From Wikipedia – Koyaanisqatsi

Koyaanisqatsi English pronunciation: /koʊjɑːnɪsˈkɑːtsiː/[1] also known as Koyaanisqatsi: Life Out of Balance, is a 1982 film directed by Godfrey Reggio with music composed by Philip Glass and cinematography by Ron Fricke.

The film consists primarily of slow motion and time-lapse footage of cities and many natural landscapes across the United States. The visual tone poem contains neither dialogue nor a vocalized narration: its tone is set by the juxtaposition of images and music. Reggio explains the lack of dialogue by stating “it’s not for lack of love of the language that these films have no words. It’s because, from my point of view, our language is in a state of vast humiliation. It no longer describes the world in which we live.”In the Hopi language, the word Koyaanisqatsi means “unbalanced life”. […] film was out of print for most of the 1990s.

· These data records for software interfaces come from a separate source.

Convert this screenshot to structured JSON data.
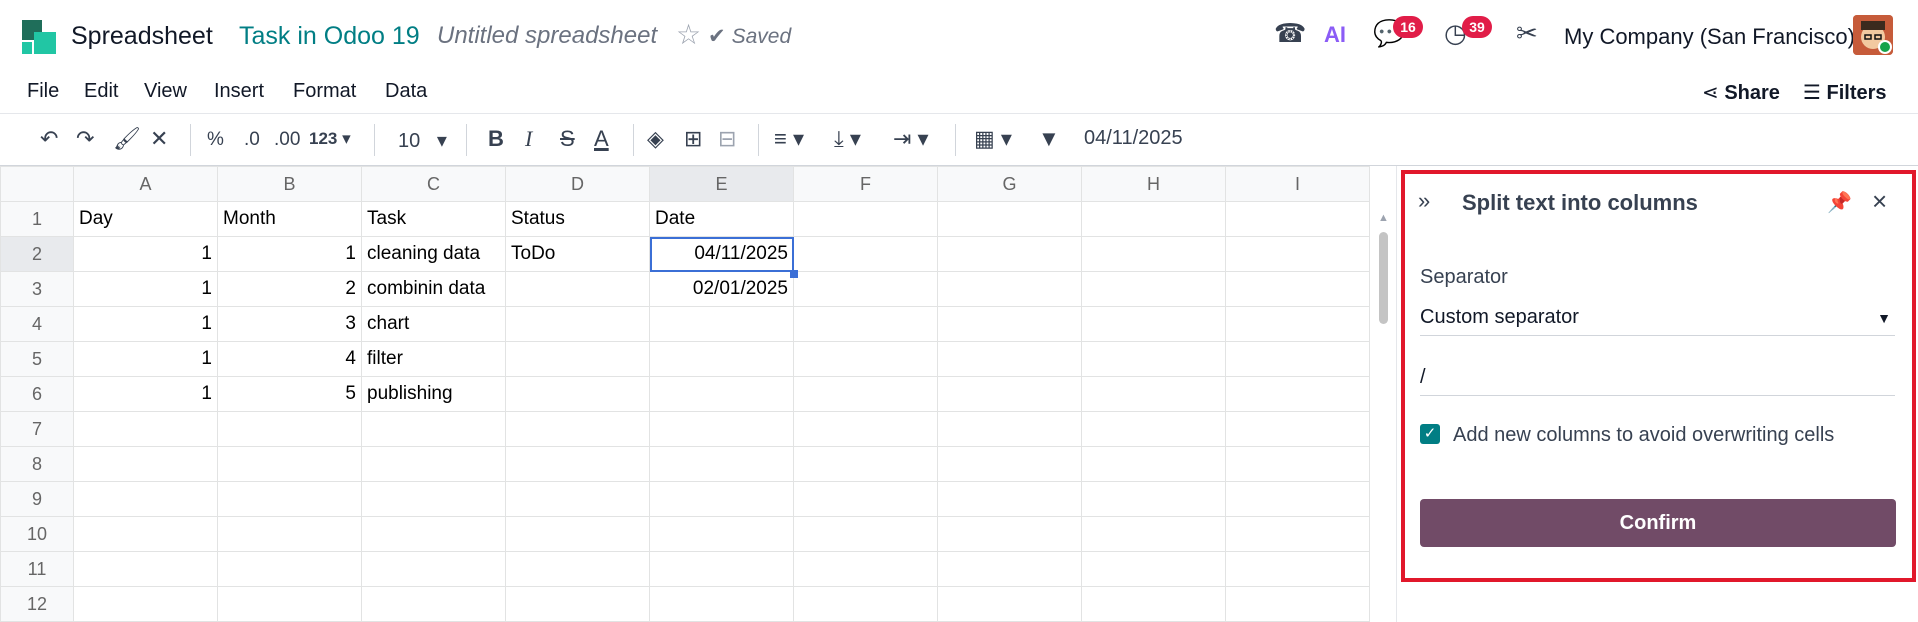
{
  "topbar": {
    "app_name": "Spreadsheet",
    "breadcrumb": "Task in Odoo 19",
    "doc_title": "Untitled spreadsheet",
    "saved_label": "Saved",
    "messages_count": "16",
    "activities_count": "39",
    "company": "My Company (San Francisco)",
    "ai_label": "AI"
  },
  "menubar": {
    "items": [
      "File",
      "Edit",
      "View",
      "Insert",
      "Format",
      "Data"
    ],
    "share_label": "Share",
    "filters_label": "Filters"
  },
  "toolbar": {
    "percent": "%",
    "dec_decrease": ".0",
    "dec_increase": ".00",
    "more_formats": "123",
    "font_size": "10",
    "bold": "B",
    "italic": "I",
    "strike": "S",
    "text_color": "A",
    "formula_value": "04/11/2025"
  },
  "grid": {
    "columns": [
      "A",
      "B",
      "C",
      "D",
      "E",
      "F",
      "G",
      "H",
      "I"
    ],
    "rows": [
      {
        "n": "1",
        "cells": [
          "Day",
          "Month",
          "Task",
          "Status",
          "Date",
          "",
          "",
          "",
          ""
        ]
      },
      {
        "n": "2",
        "cells": [
          "1",
          "1",
          "cleaning data",
          "ToDo",
          "04/11/2025",
          "",
          "",
          "",
          ""
        ]
      },
      {
        "n": "3",
        "cells": [
          "1",
          "2",
          "combinin data",
          "",
          "02/01/2025",
          "",
          "",
          "",
          ""
        ]
      },
      {
        "n": "4",
        "cells": [
          "1",
          "3",
          "chart",
          "",
          "",
          "",
          "",
          "",
          ""
        ]
      },
      {
        "n": "5",
        "cells": [
          "1",
          "4",
          "filter",
          "",
          "",
          "",
          "",
          "",
          ""
        ]
      },
      {
        "n": "6",
        "cells": [
          "1",
          "5",
          "publishing",
          "",
          "",
          "",
          "",
          "",
          ""
        ]
      },
      {
        "n": "7",
        "cells": [
          "",
          "",
          "",
          "",
          "",
          "",
          "",
          "",
          ""
        ]
      },
      {
        "n": "8",
        "cells": [
          "",
          "",
          "",
          "",
          "",
          "",
          "",
          "",
          ""
        ]
      },
      {
        "n": "9",
        "cells": [
          "",
          "",
          "",
          "",
          "",
          "",
          "",
          "",
          ""
        ]
      },
      {
        "n": "10",
        "cells": [
          "",
          "",
          "",
          "",
          "",
          "",
          "",
          "",
          ""
        ]
      },
      {
        "n": "11",
        "cells": [
          "",
          "",
          "",
          "",
          "",
          "",
          "",
          "",
          ""
        ]
      },
      {
        "n": "12",
        "cells": [
          "",
          "",
          "",
          "",
          "",
          "",
          "",
          "",
          ""
        ]
      }
    ],
    "selected_cell": "E2"
  },
  "panel": {
    "title": "Split text into columns",
    "separator_label": "Separator",
    "separator_value": "Custom separator",
    "custom_value": "/",
    "checkbox_label": "Add new columns to avoid overwriting cells",
    "checkbox_checked": true,
    "confirm_label": "Confirm"
  },
  "colors": {
    "brand_teal": "#017e84",
    "confirm_purple": "#714b67",
    "badge_red": "#e11d48",
    "highlight_red": "#e1182b",
    "selection_blue": "#3b6fd6"
  }
}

Watching this film in one sitting will leave you physically and emotionally twitching. It is a visual and auditory roller coaster ride. The imagery is stunning and breathtaking. The music haunting and compelling.

If you have never seen Koyaanisqatsi you must see it. If have seen it, you should watch it again. It is available from iTunes, Amazon, and other usual locations. I own both 2001 A Space Odyssey and Koyaanisqatsi on both DVD and digital iTunes format.





Bloggers' Rights at EFF